$\displaystyle\frac{(T + 11)\times{4}}{(T + 5)\times{5}} = 1$

Or, $(T + 11)\times{4} = (T + 5)\times{5}$

Or, $T = 19$ minutes.

Answer: Option b: 19 minutes.

Key concepts used:

At the very outset we choose our unknown variable to be the right time $T$ using our goal oriented approach. Always choose your unknown variable as the unknown quantity, value of which you have to finally find.

Next using the basic concept use technique we express the problem statements in their simplest form.

Now recognizing this as a case of constant distance $D$, we use the ratio technique to eliminate $D$ and find $T$ with ease.

Finally we reach the solution in a few simple steps.

We will take up now the conventional approach.

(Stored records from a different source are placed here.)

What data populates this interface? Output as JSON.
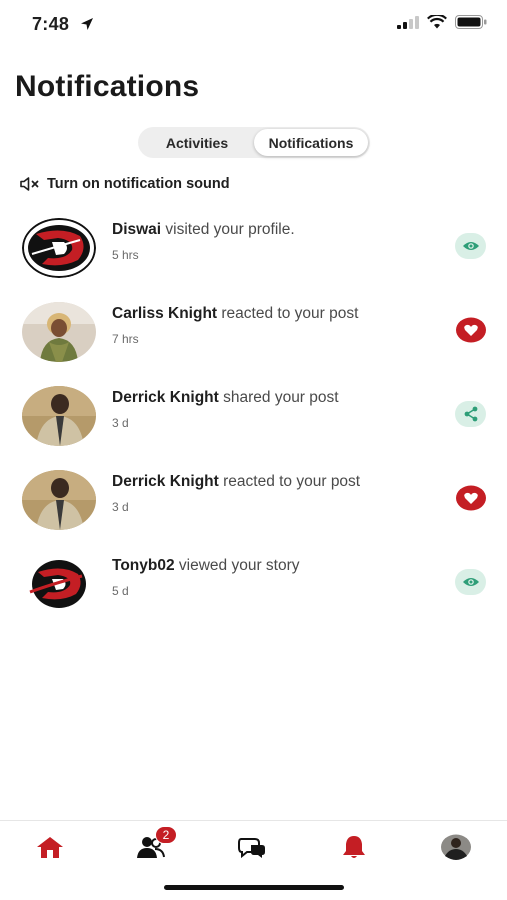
{
  "status_bar": {
    "time": "7:48"
  },
  "header": {
    "title": "Notifications"
  },
  "tabs": [
    {
      "label": "Activities",
      "active": false
    },
    {
      "label": "Notifications",
      "active": true
    }
  ],
  "sound_toggle": {
    "label": "Turn on notification sound"
  },
  "notifications": [
    {
      "name": "Diswai",
      "action": " visited your profile.",
      "time": "5 hrs",
      "icon": "eye-icon",
      "avatar": "logo-d"
    },
    {
      "name": "Carliss Knight",
      "action": " reacted to your post",
      "time": "7 hrs",
      "icon": "heart-icon",
      "avatar": "photo-woman"
    },
    {
      "name": "Derrick Knight",
      "action": " shared your post",
      "time": "3 d",
      "icon": "share-icon",
      "avatar": "photo-man"
    },
    {
      "name": "Derrick Knight",
      "action": " reacted to your post",
      "time": "3 d",
      "icon": "heart-icon",
      "avatar": "photo-man"
    },
    {
      "name": "Tonyb02",
      "action": " viewed your story",
      "time": "5 d",
      "icon": "eye-icon",
      "avatar": "logo-d"
    }
  ],
  "bottom_nav": {
    "items": [
      "home-icon",
      "friends-icon",
      "chat-icon",
      "bell-icon",
      "profile-avatar"
    ],
    "friends_badge": "2"
  },
  "colors": {
    "brand_red": "#c41e24",
    "accent_green": "#2e9e78",
    "mint_bg": "#d9efe6"
  }
}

Conventional approach - Solution 2

First the speeds are converted from per hour form to per minute form.

$40km/hr = \displaystyle\frac{2}{3}km/minute$, and similarly,

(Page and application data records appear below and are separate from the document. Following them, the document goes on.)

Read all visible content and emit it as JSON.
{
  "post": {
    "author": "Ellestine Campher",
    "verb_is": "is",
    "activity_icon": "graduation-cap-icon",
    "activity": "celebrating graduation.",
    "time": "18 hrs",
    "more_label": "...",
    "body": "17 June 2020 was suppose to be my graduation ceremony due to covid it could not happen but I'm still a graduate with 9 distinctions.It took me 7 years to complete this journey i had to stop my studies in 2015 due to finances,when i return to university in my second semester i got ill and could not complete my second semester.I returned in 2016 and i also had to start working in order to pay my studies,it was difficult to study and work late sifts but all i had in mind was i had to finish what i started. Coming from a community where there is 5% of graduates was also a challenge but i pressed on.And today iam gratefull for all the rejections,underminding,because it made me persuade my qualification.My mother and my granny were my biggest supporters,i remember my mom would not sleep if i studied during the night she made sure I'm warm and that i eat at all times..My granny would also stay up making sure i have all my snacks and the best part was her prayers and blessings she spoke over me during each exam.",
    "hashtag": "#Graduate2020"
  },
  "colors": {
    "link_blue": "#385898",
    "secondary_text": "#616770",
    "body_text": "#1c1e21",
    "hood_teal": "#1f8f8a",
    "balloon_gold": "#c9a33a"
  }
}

$50km/hr = \displaystyle\frac{5}{6}km/minute$.

Let us now assume as before, the distance as $D$ km and the right travel time as $T$ minutes.

Thus we have,

$\displaystyle\frac{D}{\frac{2}{3}} = T + 11$, and

$\displaystyle\frac{D}{\frac{5}{6}} = T + 5$.

Subtracting the second equation from the first we get,

$\displaystyle\frac{3D}{2} - \displaystyle\frac{6D}{5} = 6$,

Or, $\displaystyle\frac{5\times{3D} - 2\times{6D}}{10}= 6$

Or, $\displaystyle\frac{3D}{10} = 6$

Or, $3D = 60$

Or $D = 20$ km.

With this value of $D$ from the second original equation we get,

$20 = \displaystyle\frac{5}{6}(T + 5)$

Or, $120 = 5T + 25$,

Or, $5T = 95$,

Or $T = 19$ minutes.

Now you compare the two solutions carefully to understand where and why you need to apply relevant problem solving strategies and techniques for reaching the solution in a few simple steps.

We hope these two case examples will not only give you how to use the concepts relevant to this topic area of Time and Distance problems, but more importantly will provide you with insights into the process of elegant problem solving in a few simple steps.